- When stress turns to laughter, we form lasting bonds with our colleagues.
- Leverage goes two ways: everybody should get to know their manager.
- It’s also just as important to make strong connections at every level.
The reason the expressions “It’s a marathon, not a sprint” and “If you want to go fast, go alone; if you want to go far, go together” are so often repeated is because they’re true. You need to pace yourself, and you need to have someone to run with.
When I think about some of the hardest moments building Google and then Stripe, I think back to the many meetings, dinners, and occasional late nights when the stress turned into laughter. I treasure the friendships I carry from those experiences. You’ll meet people you can reach out to at any moment for the rest of your life, and I guarantee they will be there to help. These friendships come from all corners: your manager, your colleagues, your team, even your boss’s boss. Take the time to make those connections, ask for help, and share the load.
Ask for help. Management is not just about building a complementary team but also about having the mutual self-awareness to look at your entire orbit and seek out those with different strengths. You can’t go far together unless you’re not just self-aware but also confident enough to be vulnerable and seek others’ assistance.
Working well with your own manager
Leverage goes two ways. Your manager should get leverage from you, and you should get leverage from them. Your manager can help unblock your team, advocate for more resources, provide the necessary context to do your job well, work with you to identify priorities, and hopefully help you develop. You’ll be a better manager if you can successfully “manage up,” by which I mean being able to work with your manager to get the best results for your team and for the company. I don’t mean being political, which is how the term “managing up” seems to be used more of late. Help your own manager be their best, and never surprise them with late news of challenges hitting your team or poor results.

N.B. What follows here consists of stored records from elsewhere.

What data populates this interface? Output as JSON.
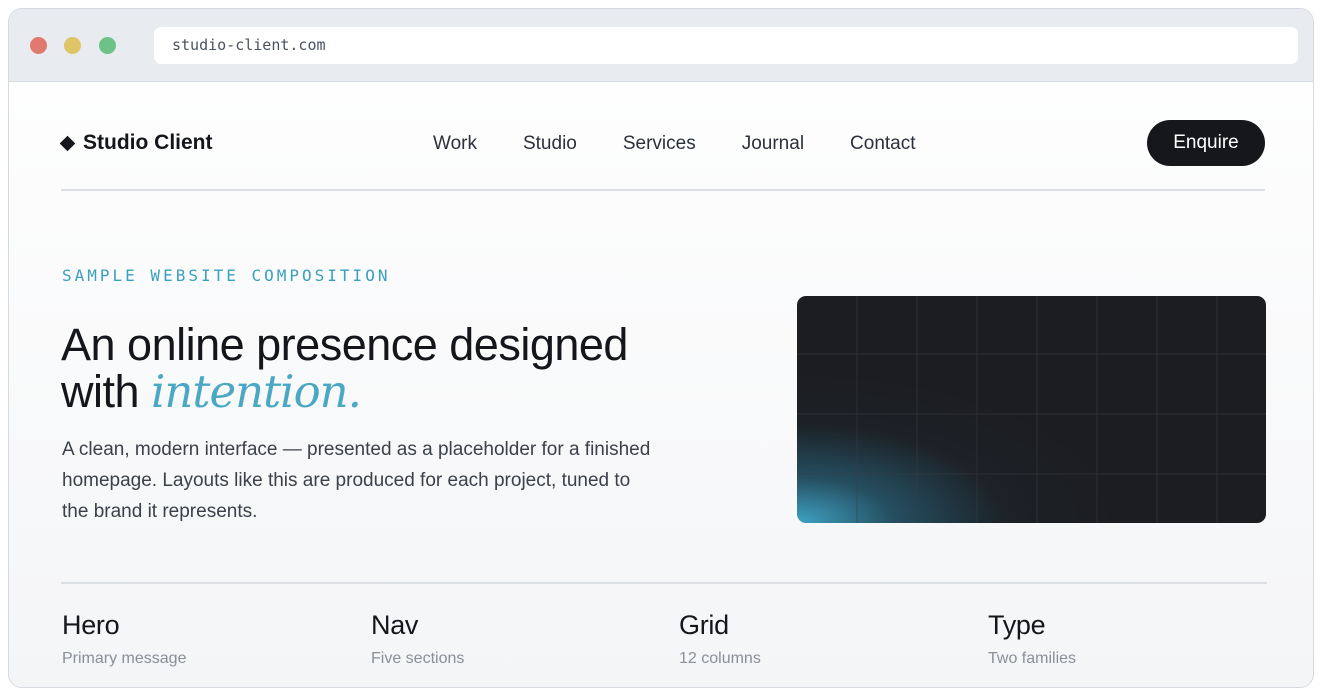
{
  "browser": {
    "url": "studio-client.com"
  },
  "site": {
    "brand": "Studio Client",
    "nav": [
      "Work",
      "Studio",
      "Services",
      "Journal",
      "Contact"
    ],
    "cta": "Enquire"
  },
  "hero": {
    "eyebrow": "SAMPLE WEBSITE COMPOSITION",
    "headline_line1": "An online presence designed",
    "headline_with": "with ",
    "headline_accent": "intention.",
    "lead": "A clean, modern interface — presented as a placeholder for a finished homepage. Layouts like this are produced for each project, tuned to the brand it represents."
  },
  "features": [
    {
      "title": "Hero",
      "subtitle": "Primary message"
    },
    {
      "title": "Nav",
      "subtitle": "Five sections"
    },
    {
      "title": "Grid",
      "subtitle": "12 columns"
    },
    {
      "title": "Type",
      "subtitle": "Two families"
    }
  ],
  "colors": {
    "accent": "#4aa8c4",
    "dark": "#15171b",
    "dot_red": "#e07a6e",
    "dot_yellow": "#e0c468",
    "dot_green": "#6fc287"
  }
}
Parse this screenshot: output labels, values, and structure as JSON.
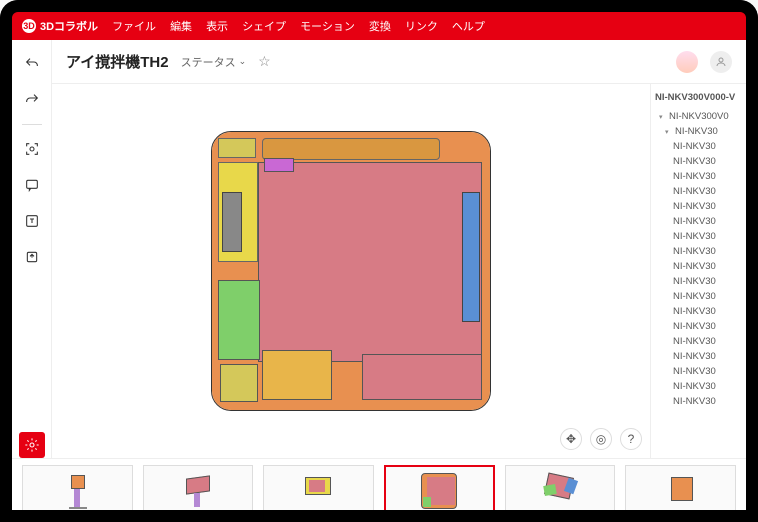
{
  "app": {
    "name": "3Dコラボル"
  },
  "menu": {
    "file": "ファイル",
    "edit": "編集",
    "view": "表示",
    "shape": "シェイプ",
    "motion": "モーション",
    "transform": "変換",
    "link": "リンク",
    "help": "ヘルプ"
  },
  "doc": {
    "title": "アイ撹拌機TH2",
    "status_label": "ステータス"
  },
  "tree": {
    "root": "NI-NKV300V000-V",
    "items": [
      {
        "label": "NI-NKV300V0",
        "level": 1,
        "expand": true
      },
      {
        "label": "NI-NKV30",
        "level": 2,
        "expand": true
      },
      {
        "label": "NI-NKV30",
        "level": 3
      },
      {
        "label": "NI-NKV30",
        "level": 3
      },
      {
        "label": "NI-NKV30",
        "level": 3
      },
      {
        "label": "NI-NKV30",
        "level": 3
      },
      {
        "label": "NI-NKV30",
        "level": 3
      },
      {
        "label": "NI-NKV30",
        "level": 3
      },
      {
        "label": "NI-NKV30",
        "level": 3
      },
      {
        "label": "NI-NKV30",
        "level": 3
      },
      {
        "label": "NI-NKV30",
        "level": 3
      },
      {
        "label": "NI-NKV30",
        "level": 3
      },
      {
        "label": "NI-NKV30",
        "level": 3
      },
      {
        "label": "NI-NKV30",
        "level": 3
      },
      {
        "label": "NI-NKV30",
        "level": 3
      },
      {
        "label": "NI-NKV30",
        "level": 3
      },
      {
        "label": "NI-NKV30",
        "level": 3
      },
      {
        "label": "NI-NKV30",
        "level": 3
      },
      {
        "label": "NI-NKV30",
        "level": 3
      },
      {
        "label": "NI-NKV30",
        "level": 3
      }
    ]
  },
  "thumbnails": [
    {
      "selected": false
    },
    {
      "selected": false
    },
    {
      "selected": false
    },
    {
      "selected": true
    },
    {
      "selected": false
    },
    {
      "selected": false
    }
  ],
  "icons": {
    "star": "☆",
    "chevron": "⌄",
    "help": "?",
    "move": "✥",
    "target": "◎",
    "plus": "+"
  }
}
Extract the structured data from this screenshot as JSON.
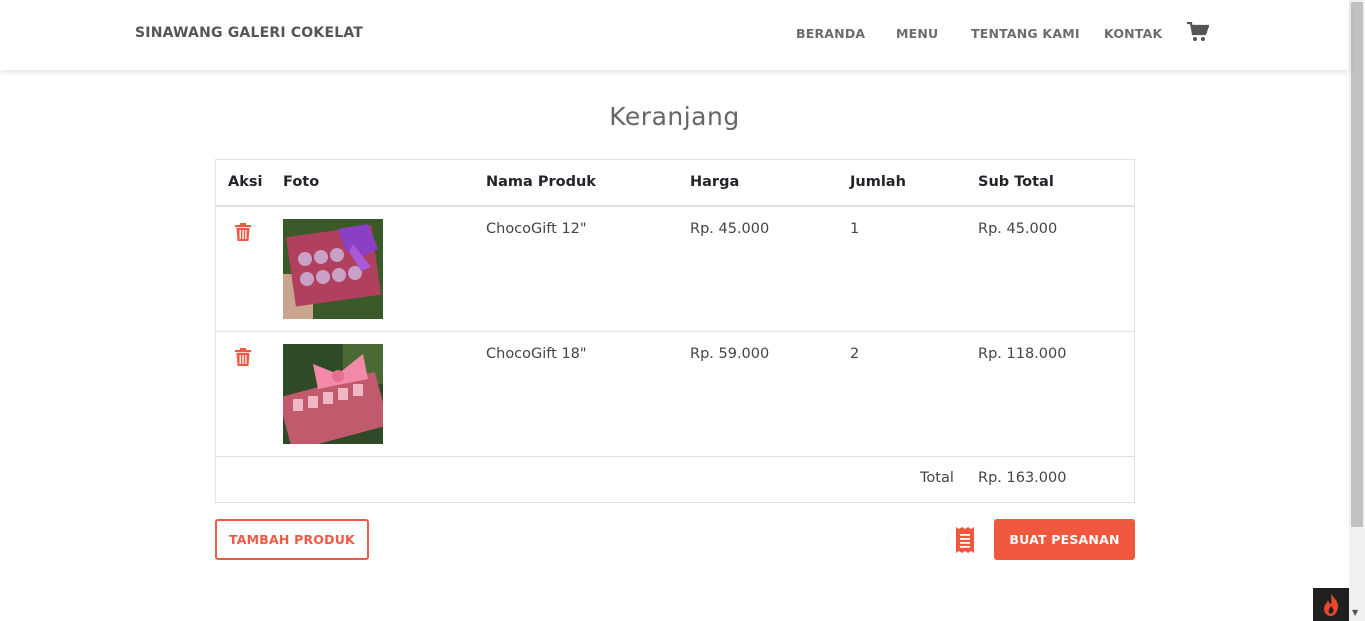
{
  "navbar": {
    "brand": "SINAWANG GALERI COKELAT",
    "links": [
      "BERANDA",
      "MENU",
      "TENTANG KAMI",
      "KONTAK"
    ],
    "cart_icon": "shopping-cart-icon"
  },
  "page_title": "Keranjang",
  "table": {
    "headers": [
      "Aksi",
      "Foto",
      "Nama Produk",
      "Harga",
      "Jumlah",
      "Sub Total"
    ],
    "rows": [
      {
        "name": "ChocoGift 12\"",
        "price": "Rp. 45.000",
        "qty": "1",
        "subtotal": "Rp. 45.000",
        "photo_color": "#b0405e"
      },
      {
        "name": "ChocoGift 18\"",
        "price": "Rp. 59.000",
        "qty": "2",
        "subtotal": "Rp. 118.000",
        "photo_color": "#d96a86"
      }
    ],
    "total_label": "Total",
    "total_value": "Rp. 163.000"
  },
  "actions": {
    "add_product": "TAMBAH PRODUK",
    "place_order": "BUAT PESANAN",
    "receipt_icon": "receipt-icon"
  },
  "colors": {
    "accent": "#f0573f",
    "trash": "#ee5a45"
  }
}
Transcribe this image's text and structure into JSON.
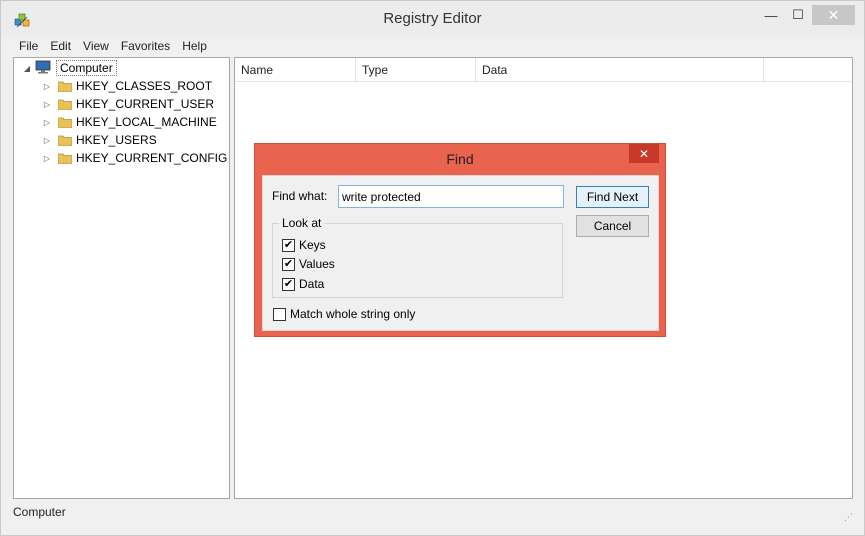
{
  "window": {
    "title": "Registry Editor",
    "minimize_glyph": "—",
    "maximize_glyph": "☐",
    "close_glyph": "✕"
  },
  "menu": [
    "File",
    "Edit",
    "View",
    "Favorites",
    "Help"
  ],
  "tree": {
    "root": "Computer",
    "keys": [
      "HKEY_CLASSES_ROOT",
      "HKEY_CURRENT_USER",
      "HKEY_LOCAL_MACHINE",
      "HKEY_USERS",
      "HKEY_CURRENT_CONFIG"
    ]
  },
  "list": {
    "columns": [
      "Name",
      "Type",
      "Data"
    ]
  },
  "status": {
    "path": "Computer"
  },
  "find_dialog": {
    "title": "Find",
    "close_glyph": "✕",
    "find_what_label": "Find what:",
    "find_what_value": "write protected",
    "find_next_label": "Find Next",
    "cancel_label": "Cancel",
    "look_at_label": "Look at",
    "options": [
      {
        "label": "Keys",
        "checked": true
      },
      {
        "label": "Values",
        "checked": true
      },
      {
        "label": "Data",
        "checked": true
      }
    ],
    "match_whole_label": "Match whole string only",
    "match_whole_checked": false
  },
  "colors": {
    "dialog_frame": "#e9634f",
    "dialog_close": "#c8392a",
    "window_bg": "#f0f0f0"
  }
}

The good news is that if you’re reading this, you’re likely a manager yourself, and you probably already have an idea of what makes a report great to work with. Think about the things you appreciate as a manager. Your manager probably won’t be that different! Get to know each other personally. If your manager could use some feedback, provide it constructively and suggest ways the two of you might work more effectively together. It’s in both of your interests to jointly succeed.
Working with other managers
Speaking of managing up, it’s equally important to manage sideways. Your colleagues are critical to you and your team’s success, and part of your role is to understand where you and your team sit within your organization’s larger ecosystem. For people to work together well, the whole must produce something greater than the sum of its parts. How does that happen? By forging formal and informal connections.
Although running into someone in an actual (or virtual) hallway helps, you also need to actively identify and cultivate relationships that you can draw on to succeed even as you’re helping the other person do the same. Share information about your team’s mission and goals with key partners and stakeholders, and seek out those you need to work with, especially those who might create or prevent obstacles. Remember that other leaders are great resources, both as sounding boards for handling tough situations — there’s nothing better than practicing a hard 1:1 with another manager — and as sources of information about what matters and how to flourish in the organization. It’s easy to neglect those relationships when you’re too focused on your day job.
I suggest taking two actions:
- Map your team’s partners and stakeholders, and either hold 1:1s with them or sit in on meetings for key individuals or teams. Share your team’s objectives and discuss how you can best work together.
- Identify leaders you admire within your company or even at other companies. Ask them to coffee or lunch to get to know each other and compare notes on management practices and the work of your respective teams and companies. Some of these connections might become folks you can call on to test out ideas or seek advice in difficult situations.
Identify leaders you admire within your company or even at other companies. Ask them to coffee or lunch to get to know each other and compare notes on management practices and the work of your respective teams and companies. Some of these connections might become folks you can call on to test out ideas or seek advice in difficult situations.
I find these relationships also grow out of working together on a shared project for your team or company. Working with your own manager to make sure you’re making connections and getting integrated with organizations outside of your immediate area of focus is also time well spent.
Be a good peer. Honor your commitments, listen thoughtfully, and help others. Share information you think might be helpful. If you have an issue with a fellow manager or with their team, make sure they hear it from you, and then work together to resolve the issue before it escalates.